Guiding Principles for High School Transformation
If we are to get serious about transforming neighborhood high schools, how do we get started? Education Resource Strategies did an excellent study looking at the common elements of highly effective small schools. In specific, they found that these schools all have an instructional vision that drives decision making in all facets of the school and that effective schools require some flexibility from normal school district procedures and union contracts. Based on their research and the work being led by the Philadelphia Student Union and Youth United for Change, here are some proposed guiding principles for high school transformation. I would be glad to get people’s thoughts on what is missing here and what you would change.
Shared Vision and Plan.
Redesigned schools must engage stakeholders and staff in a planning process that results in the creation of a shared vision, mission, and educational plan for each school. The school must develop an instructional vision based on shared assumptions about teaching and learning. Staffing, schedule, budget, and professional development plans must be developed to support the instructional vision. The creation of such a plan requires dedication of time and resources before new schools open. Implementation requires that teachers have adequate and well-planned and facilitated time to deliberate on teaching and learning together during the school day. This is the kind of planning that the Science Leadership Academy did with great success, but when Kensington was broken into three small schools it did not get any resources or time for planning.
Students will be more likely to succeed in an environment where staff know every student and no student slips through the cracks. For this reason, large schools should be broken into clusters of small schools of no more than 100 students per grade on a campus of shared, key facilities such as library, athletic facilities, etc. The campus should still serve the same total population as the original school. Small schools create a community atmosphere and have been shown to dramatically reduce violence and increase graduation rates while making it easier for instructional reform to impact the classroom.
Flexibility and Accountability.

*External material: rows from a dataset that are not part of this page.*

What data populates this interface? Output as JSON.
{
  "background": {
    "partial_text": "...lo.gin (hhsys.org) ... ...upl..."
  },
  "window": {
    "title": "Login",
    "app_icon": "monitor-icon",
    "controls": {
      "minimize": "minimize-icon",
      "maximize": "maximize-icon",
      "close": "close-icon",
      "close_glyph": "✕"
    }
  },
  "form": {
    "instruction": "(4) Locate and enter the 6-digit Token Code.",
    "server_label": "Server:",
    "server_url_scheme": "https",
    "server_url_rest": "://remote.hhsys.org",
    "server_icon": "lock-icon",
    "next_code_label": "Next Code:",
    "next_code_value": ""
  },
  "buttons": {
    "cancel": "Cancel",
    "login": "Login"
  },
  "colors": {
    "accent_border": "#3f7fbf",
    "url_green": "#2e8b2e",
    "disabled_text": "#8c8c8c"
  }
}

Transforming low-performing high schools requires giving them flexibility from standard School District procedures and empowering them to make mission driven decisions about staffing, schedule, budget, and curriculum. These schools, however, should remain public schools under the management and accountability structure of the School District of Philadelphia. In particular, these schools need the freedom to hire a staff that is on board with the school’s mission. This raises issues with the teachers’ contract.
The goal of these conversions is not to create special programs that draw in the most talented students, but rather to ensure high quality education to students in our neighborhood high schools. Redesigned comprehensive high schools should continue to serve the same catchment area and total population of students that they have always served without any special admission requirements. In addition, school operations should be funded using the same funding formula as other high schools.
Top down efforts at school redesign have been far less successful than those that engage stakeholders from the beginning. For change to work, a school’s students, parents, community members, and teachers must have buy-in. The best way to achieve buy-in is to involve these stakeholders in creating the plan for redesigning the school and involve them in the governance of the school as it moves forward. In addition, neighborhood schools should be a central hub for a community. The community should benefit from the resources that exist in the school and the school should benefit from the resources that exist in the community.
High Quality Teaching and Learning.
The fundamental purpose of redesigning high schools is to create schools that foster high quality teaching and learning. These schools must ensure that all students are engaged in a learning process that is rigorous, relevant, and prepares them for both college and the workforce of the 21st century.
Clearly our high schools are in need of major change. These principles are intended to spark discussion on the parameters of that change. There are many other points that could be made. I am curious about other people’s ideas on elements that should be included in a plan to transform our high schools.